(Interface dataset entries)
──────

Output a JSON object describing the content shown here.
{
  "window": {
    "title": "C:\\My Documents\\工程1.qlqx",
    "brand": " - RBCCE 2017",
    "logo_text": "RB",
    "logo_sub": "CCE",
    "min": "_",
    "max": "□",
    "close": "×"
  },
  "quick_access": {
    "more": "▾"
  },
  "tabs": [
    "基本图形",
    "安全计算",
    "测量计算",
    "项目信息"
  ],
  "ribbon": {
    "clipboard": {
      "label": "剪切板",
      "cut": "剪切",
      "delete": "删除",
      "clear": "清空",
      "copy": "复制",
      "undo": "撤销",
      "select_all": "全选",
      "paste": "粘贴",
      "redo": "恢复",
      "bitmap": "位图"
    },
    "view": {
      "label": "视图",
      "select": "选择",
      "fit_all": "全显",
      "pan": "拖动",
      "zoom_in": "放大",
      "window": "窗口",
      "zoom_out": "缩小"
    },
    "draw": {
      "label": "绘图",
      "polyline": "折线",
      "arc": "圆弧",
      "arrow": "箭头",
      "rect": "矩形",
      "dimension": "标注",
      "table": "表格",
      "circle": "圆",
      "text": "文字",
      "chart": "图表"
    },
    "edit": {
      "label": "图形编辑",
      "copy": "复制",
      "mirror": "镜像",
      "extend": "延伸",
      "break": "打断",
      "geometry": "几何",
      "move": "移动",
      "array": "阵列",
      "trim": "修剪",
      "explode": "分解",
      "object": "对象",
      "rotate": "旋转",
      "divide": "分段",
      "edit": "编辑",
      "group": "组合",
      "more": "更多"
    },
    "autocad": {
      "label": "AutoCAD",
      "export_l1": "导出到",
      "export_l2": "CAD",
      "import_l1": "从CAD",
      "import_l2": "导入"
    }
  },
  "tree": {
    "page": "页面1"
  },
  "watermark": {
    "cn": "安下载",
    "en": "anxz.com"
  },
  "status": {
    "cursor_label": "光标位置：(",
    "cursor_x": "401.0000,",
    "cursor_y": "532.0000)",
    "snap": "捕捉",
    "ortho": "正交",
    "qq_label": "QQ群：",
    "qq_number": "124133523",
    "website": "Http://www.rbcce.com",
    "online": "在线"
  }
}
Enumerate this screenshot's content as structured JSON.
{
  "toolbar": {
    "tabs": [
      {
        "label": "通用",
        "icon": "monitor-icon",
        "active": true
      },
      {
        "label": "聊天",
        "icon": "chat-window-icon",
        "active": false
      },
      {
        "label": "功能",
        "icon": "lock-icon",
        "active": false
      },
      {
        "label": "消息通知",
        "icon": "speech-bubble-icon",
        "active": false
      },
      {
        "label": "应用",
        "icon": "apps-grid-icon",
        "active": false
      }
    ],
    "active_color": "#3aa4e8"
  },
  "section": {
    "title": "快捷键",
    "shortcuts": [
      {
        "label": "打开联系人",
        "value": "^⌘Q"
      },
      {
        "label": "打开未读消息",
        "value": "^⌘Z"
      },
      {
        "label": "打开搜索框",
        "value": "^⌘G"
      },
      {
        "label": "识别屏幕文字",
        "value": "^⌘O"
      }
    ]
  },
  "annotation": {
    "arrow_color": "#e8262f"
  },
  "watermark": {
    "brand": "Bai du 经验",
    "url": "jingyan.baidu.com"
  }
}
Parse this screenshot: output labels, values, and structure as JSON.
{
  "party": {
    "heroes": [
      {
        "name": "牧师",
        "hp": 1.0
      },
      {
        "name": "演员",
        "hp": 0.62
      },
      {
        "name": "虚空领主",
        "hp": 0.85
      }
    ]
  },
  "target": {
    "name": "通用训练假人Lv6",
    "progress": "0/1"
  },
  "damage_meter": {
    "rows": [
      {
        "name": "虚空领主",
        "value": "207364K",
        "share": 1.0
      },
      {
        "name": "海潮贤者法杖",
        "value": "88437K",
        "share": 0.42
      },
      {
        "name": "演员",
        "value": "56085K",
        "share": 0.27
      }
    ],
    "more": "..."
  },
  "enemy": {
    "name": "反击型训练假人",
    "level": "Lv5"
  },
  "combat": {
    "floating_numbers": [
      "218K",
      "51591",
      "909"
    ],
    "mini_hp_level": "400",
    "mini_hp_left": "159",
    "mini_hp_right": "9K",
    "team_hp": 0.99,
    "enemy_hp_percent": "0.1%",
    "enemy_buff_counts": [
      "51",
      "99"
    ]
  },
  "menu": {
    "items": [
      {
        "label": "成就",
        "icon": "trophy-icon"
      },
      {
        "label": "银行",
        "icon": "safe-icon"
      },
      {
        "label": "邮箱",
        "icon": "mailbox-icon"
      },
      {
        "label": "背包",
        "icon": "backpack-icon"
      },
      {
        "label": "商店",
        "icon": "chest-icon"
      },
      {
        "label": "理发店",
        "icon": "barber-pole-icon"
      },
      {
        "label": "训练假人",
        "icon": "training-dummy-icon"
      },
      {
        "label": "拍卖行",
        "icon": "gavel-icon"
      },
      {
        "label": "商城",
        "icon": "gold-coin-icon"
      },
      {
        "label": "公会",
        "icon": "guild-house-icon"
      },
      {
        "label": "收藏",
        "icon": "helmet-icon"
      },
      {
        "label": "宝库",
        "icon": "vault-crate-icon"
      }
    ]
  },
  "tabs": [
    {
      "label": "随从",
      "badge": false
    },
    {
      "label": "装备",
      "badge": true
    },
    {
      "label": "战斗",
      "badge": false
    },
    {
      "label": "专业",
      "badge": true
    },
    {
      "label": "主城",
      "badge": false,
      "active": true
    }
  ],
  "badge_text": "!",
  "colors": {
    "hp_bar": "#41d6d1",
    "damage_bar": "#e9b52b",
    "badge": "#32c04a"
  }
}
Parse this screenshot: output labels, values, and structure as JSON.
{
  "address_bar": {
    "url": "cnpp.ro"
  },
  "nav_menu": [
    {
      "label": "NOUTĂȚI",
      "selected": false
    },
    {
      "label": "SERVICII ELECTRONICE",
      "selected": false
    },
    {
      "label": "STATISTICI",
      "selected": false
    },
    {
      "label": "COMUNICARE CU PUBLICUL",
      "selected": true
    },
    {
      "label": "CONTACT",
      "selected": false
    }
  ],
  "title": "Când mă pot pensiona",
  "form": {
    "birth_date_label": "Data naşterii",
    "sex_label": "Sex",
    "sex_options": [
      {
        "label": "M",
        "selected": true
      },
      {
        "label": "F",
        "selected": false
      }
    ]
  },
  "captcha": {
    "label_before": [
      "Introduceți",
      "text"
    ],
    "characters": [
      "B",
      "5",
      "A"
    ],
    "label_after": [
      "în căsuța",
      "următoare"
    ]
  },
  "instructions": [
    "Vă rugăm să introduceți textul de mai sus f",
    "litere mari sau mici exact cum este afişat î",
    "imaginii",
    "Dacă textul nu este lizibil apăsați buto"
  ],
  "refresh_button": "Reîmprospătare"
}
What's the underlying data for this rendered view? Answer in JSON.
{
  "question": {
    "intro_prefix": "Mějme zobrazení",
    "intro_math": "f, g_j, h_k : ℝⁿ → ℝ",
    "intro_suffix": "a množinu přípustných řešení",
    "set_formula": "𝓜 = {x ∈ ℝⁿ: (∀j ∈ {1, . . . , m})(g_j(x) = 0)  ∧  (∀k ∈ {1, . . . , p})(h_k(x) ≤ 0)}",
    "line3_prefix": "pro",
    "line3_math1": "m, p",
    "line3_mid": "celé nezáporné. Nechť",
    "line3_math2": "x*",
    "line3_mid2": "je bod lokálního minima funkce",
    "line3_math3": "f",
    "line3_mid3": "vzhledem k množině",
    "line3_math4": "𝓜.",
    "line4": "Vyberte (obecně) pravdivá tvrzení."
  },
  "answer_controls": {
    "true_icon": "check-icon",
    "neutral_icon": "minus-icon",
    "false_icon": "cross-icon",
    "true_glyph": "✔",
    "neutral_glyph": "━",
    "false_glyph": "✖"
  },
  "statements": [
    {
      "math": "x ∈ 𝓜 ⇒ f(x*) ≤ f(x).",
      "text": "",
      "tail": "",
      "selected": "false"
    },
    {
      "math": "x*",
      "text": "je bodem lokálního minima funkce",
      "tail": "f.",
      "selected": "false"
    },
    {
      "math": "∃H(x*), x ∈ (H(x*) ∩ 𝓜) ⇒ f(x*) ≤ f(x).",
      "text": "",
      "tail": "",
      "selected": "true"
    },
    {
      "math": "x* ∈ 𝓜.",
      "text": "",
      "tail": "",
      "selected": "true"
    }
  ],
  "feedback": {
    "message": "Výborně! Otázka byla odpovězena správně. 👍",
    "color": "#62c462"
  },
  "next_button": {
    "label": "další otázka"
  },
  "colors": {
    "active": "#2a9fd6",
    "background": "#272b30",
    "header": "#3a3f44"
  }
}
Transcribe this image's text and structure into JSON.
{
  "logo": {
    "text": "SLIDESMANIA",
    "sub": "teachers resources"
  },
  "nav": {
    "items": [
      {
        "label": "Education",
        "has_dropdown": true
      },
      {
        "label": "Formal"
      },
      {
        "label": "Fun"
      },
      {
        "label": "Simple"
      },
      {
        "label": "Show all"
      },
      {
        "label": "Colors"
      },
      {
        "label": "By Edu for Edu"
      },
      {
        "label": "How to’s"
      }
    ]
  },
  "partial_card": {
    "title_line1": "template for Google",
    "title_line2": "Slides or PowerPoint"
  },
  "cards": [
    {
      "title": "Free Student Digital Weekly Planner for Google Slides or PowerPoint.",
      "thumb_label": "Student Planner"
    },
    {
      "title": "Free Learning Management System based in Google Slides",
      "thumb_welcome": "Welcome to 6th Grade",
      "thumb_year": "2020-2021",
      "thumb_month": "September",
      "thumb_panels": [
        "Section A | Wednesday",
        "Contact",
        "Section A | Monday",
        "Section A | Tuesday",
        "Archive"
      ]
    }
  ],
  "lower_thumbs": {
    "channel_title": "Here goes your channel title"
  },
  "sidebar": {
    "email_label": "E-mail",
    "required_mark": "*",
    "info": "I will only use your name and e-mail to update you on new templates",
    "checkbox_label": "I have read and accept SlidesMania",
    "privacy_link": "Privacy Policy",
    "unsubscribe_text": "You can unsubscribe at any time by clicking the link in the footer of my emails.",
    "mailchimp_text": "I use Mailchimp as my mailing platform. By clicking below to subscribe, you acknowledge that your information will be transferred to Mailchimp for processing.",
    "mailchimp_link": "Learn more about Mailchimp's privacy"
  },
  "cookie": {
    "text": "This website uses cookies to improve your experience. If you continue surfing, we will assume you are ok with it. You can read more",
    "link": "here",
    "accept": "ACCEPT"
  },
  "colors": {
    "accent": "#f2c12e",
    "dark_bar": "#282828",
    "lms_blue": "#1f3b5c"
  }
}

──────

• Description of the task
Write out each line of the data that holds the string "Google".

• Result
    "title_line1": "template for Google",
      "title": "Free Student Digital Weekly Planner for Google Slides or PowerPoint.",
      "title": "Free Learning Management System based in Google Slides",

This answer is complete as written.